Have you ever promised yourself, “OK, tomorrow I will get more sleep,” and broken that promise several nights in a row? If you’re not sleeping well (you can check out the indications of poor sleep here), that needs to change for a number of reasons. Poor sleep impacts your immune system, physical processes, and mental performance. It also makes you unhappier and more prone to illness. Thankfully, being caught in a constant loop of late nights is not inescapable. It is possible to build in practices to help you sleep better. All you need to do is try your best to be consistent and recognise how much sleep you need to be fully functional, happy, and healthy. Here are some easy-to-follow practices to help you sleep well and get all the shut-eye you need.
What you can do to sleep well

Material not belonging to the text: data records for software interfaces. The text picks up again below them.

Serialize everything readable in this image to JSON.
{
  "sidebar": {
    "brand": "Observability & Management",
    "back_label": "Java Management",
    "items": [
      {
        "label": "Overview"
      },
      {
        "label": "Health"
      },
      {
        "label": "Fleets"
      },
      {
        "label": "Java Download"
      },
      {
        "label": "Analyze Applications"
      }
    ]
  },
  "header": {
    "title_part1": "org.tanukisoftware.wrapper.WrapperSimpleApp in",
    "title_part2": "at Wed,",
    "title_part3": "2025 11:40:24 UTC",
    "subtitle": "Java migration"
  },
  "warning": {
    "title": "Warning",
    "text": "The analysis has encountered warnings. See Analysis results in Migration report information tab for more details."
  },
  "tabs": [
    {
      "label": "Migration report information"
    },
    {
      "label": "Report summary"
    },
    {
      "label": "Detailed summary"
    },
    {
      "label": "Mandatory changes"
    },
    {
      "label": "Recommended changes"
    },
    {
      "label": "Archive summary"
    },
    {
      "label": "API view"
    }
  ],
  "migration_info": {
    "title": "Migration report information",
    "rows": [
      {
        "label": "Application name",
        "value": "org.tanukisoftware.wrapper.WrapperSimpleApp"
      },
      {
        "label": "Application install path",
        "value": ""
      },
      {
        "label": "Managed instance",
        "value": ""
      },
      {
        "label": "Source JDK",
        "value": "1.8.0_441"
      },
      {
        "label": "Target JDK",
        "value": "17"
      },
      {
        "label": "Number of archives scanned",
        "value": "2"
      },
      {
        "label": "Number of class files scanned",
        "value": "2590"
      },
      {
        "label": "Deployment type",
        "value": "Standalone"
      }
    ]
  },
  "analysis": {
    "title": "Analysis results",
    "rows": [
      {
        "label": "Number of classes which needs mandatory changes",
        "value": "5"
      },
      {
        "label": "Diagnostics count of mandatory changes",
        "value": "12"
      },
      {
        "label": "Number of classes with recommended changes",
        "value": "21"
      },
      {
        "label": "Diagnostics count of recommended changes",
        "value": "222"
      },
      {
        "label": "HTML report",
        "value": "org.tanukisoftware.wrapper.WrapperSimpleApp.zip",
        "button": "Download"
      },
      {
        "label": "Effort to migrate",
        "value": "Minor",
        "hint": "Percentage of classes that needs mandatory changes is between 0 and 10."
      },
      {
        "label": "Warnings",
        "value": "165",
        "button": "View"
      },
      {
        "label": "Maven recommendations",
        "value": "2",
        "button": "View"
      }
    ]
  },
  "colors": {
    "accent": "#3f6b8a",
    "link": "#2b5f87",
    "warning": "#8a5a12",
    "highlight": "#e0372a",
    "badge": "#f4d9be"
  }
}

Clichéd as it sounds, sleeping well is a matter of building a habit. Many of us are currently used to sleeping late, often watching movies or using our mobile phones until we doze off from sheer exhaustion. People who have suffered from sleep disorders or anxiety might also actively avoid going to sleep till they feel so exhausted they have no choice.
To those, I say, “How about incorporating habits into your routine that will help you sleep better?” They’re pretty straightforward, really:
1. Restore your sleep in small ‘dozes’
In order to break the habit of sleeping late, you need to start scaling back, but in manageable chunks. For example, if you currently sleep at 2 am, you’re not going to start sleeping by midnight the next day. Try going to bed and putting away your devices 10-15 minutes earlier every other day. Over a few weeks, you should find that you’re sleeping at least an hour or two earlier than you used to.
2. Switch off the screens!
The blue light screens stimulate your brain and prevent you from falling asleep quickly. Moving images in videos have the same effect. But we’re all used to our phones in bed! What can we do? For starters, try to avoid watching videos just before you sleep. Another compromise could be using blue light filters on your devices if you feel you need them at night. Finally, try using a book or non-backlit readers to fall asleep to give you an alternative to the phone/tablet.
3. Make sure that going to bed = going to sleep
You may go to bed by 10.30 pm but fall asleep only around midnight. A possible reason for this is that you associate your bed with general relaxation (or work) and not with slumber! Ensuring that you go to sleep once you go to bed is also a question of habit. Get into bed when you’re tired or sleepy to set up an association with this space that will make you want to sleep. Similarly, get out of bed and sit somewhere else if you find yourself tossing and turning. Don’t go back to bed until you’re ready to sleep again. This also helps your mind form the simple connection that your bed is a place to sleep.
4. Create a ritual
A bedtime ritual is any winding down routine that helps you slow down your thoughts, relax physically, and let your body know it’s bedtime. Bedtime rituals can include:
- A warm shower
- Various creams or oils on your body, relaxing as you massage them in
- Turning down the lights
- A few minutes of slow breathing or meditation
- Progressive muscle relaxation/yoga
- Using an app like Calm or Headspace to listen to relaxing sounds or stories
- A playlist of soft music for yourself
In case you share a room with someone else, sync your sleeping routines for the best results!
Suppose you are prone to anxiety or restlessness. In this case, slow breathing, grounding techniques, and muscle relaxation are essential for calming the mind and relaxing the body.
5. Track your slumber
You can use apps to track your sleep or smartwatches like FitBit. Alternatively, you can use the pen-and-paper method by recording when you fell asleep and how rested you feel when you wake up. Gathering this data over time will help you identify any patterns you can fix. You can, for instance, see if regular events are consistently affecting your sleep duration. You can also note how often you get at least 7 hours of sleep but still feel tired in the mornings.
If you feel like none of these techniques work and the data indicates poor sleep, you should get a health check-up. Your doctor may advise a sleep study to help identify the problem you have to fix.
Sleeping well isn’t just a pipe dream. You can achieve it by setting up certain basic bedtime routines, building awareness around your habits and physical symptoms, and enjoying and acknowledging the benefits of sleeping well. Once you know what works for you, you will be motivated to continue!